Square Wave Days

The world sunlight map often shows a sort of sinuous curve along the boundary between light and darkness, but these days it has more of a binary look to it.


Paul said...

This is interesting!

Here's a link to a photo that I found fascinating: http://antwrp.gsfc.nasa.gov/apod/ap080922.html

I have a hill east of my house and I can approximate the date by the location of the sun at sunrise in reference to the hill.

Today we learn much that people in previous generations never learned. On the other side, people in earlier generations lived more intimately with the land and experienced things we only read about.

Tim Hodgens said...

Hi Laura,

I just looked at it and it was time stamped 18:32 PDT. You can see most of the U.S., South America, Africa, and Europe and parts of the Middle East.

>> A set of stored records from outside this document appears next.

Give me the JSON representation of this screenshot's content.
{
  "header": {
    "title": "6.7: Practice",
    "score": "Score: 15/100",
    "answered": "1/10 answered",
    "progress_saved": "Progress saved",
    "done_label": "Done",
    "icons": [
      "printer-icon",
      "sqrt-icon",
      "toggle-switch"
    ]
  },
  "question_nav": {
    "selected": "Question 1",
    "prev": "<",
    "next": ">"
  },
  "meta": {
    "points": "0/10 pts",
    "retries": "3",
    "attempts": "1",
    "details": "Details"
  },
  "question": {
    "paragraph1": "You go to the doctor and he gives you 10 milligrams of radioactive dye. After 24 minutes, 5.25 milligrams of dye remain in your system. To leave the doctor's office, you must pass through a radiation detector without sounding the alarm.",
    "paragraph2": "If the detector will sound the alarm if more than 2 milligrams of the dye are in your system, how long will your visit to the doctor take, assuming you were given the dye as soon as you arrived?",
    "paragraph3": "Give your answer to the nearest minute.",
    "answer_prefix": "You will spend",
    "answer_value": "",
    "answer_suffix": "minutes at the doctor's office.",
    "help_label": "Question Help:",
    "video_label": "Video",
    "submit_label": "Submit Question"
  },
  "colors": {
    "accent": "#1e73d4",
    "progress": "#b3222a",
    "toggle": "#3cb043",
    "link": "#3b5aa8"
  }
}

Very interesting to see the dispersal of the lights throughout those continents.

If it was a contest, the NorthEast would win hands down


arcolaura said...

Paul - that is an intriguing photo. It reminds me of a couple of sun-angle related images that I can't locate right now. One is a reversing spiral, tighter at the ends, which was created (I think) by allowing a lens to focus sunlight on a board through the day and thus burn a track on it, and then repeating the process every day throughout a whole year, and then assembling all the curved tracks end to end. The other was a diagram of how the yin-yang symbol could be created (or at least approximated) by tracing where a shadow was cast by a post through the seasons.

arcolaura said...

Tim - Isn't that interesting? I assume the night lights are a static base map with the clouds superimposed from weather satellite imagery, and I don't know what they used to create the base map. I just recently discovered that you can view the world sunlight map in different map projections, so I chose the Peters projection for another subtle dose of reality.

arcolaura said...

Tim - here's another satellite image of Earth's city lights. It may be the same one that is used in the world sunlight map.

Tim Hodgens said...


That's a wonderful photo.

Re: "Originally designed to view clouds by moonlight, the OLS is also used to map the locations of permanent lights on the Earth’s surface."

I'm curious, do you think they are saying, e.g, that every night from 8 P.M. to 1 A.M. those are the lights that are on (including office buildings and homes) or are they saying that presumably the office building lights are left on all night?


arcolaura said...

I'm guessing it would be some sort of averaging of the light that is seen in the same locations over a series of nights at the times that the images are taken. I suppose a lot of it would be street lighting, yard lighting, that sort of thing, but it would be a mixture of many sources, and I assume the image resolution would be too low to distinguish much more than a general area of higher light level associated with an urban area.